# Does formal charge affect polarity?

Jun 27, 2016

It's impossible. Formal charge is an accounting method, and cannot affect an observable.

No, it can't. No accounting scheme that we make up affects something we can observe in real life.

Formal charge is determined by assuming the bonds are perfectly covalent, meaning that electrons are perfectly evenly shared.

That is, if we cleave the bond in half, exactly one electron goes to each atom.

Then, the formal charge is calculated as:

$\setminus m a t h b f \left({\text{FC" = "valence e"^(-) - "owned e}}^{-}\right)$

where:

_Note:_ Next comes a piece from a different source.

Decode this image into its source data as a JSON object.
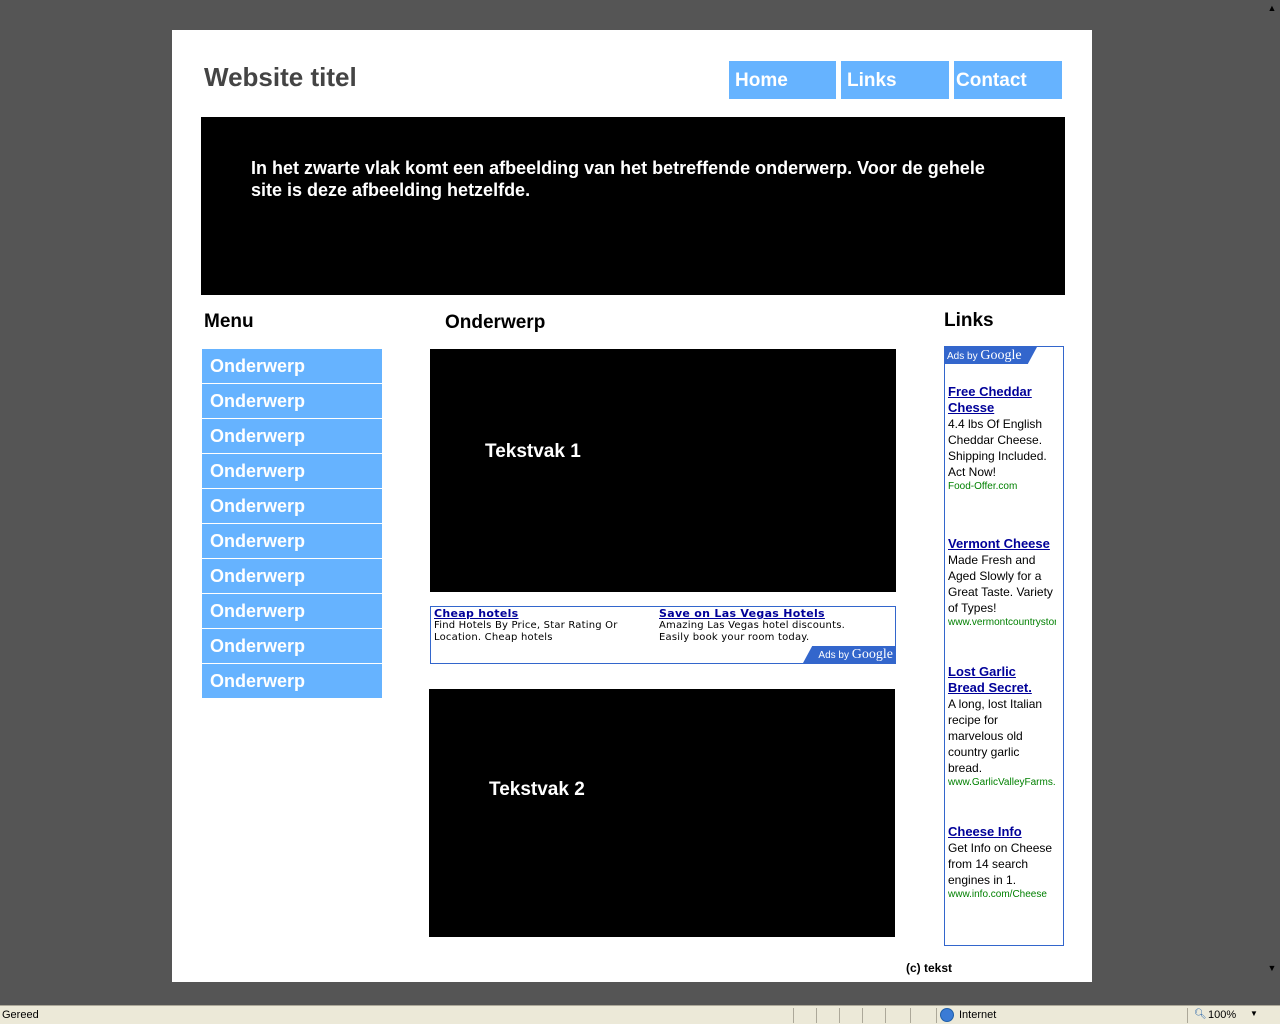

• The number of valence electrons is based off of the typical charge of the ionized atom.
• The number of owned electrons is based off of how many valence electrons the atom has upon bond cleavage.

So in sulfate, ${\text{SO}}_{4}^{2 -}$, the major resonance structure has:

• two oxygen atoms with a formal charge of $6 - 6 = \textcolor{b l u e}{0}$
• two oxygen atoms with a formal charge of $6 - 7 = \textcolor{b l u e}{- 1}$
• one sulfur atom with a formal charge of $6 - 6 = \textcolor{b l u e}{0}$

The resonance hybrid structure is, however, completely symmetrical, despite what you perceive in the major resonance structure.

So, all dipoles cancel out perfectly and an undisturbed ${\text{SO}}_{4}^{2 -}$ ion is nonpolar.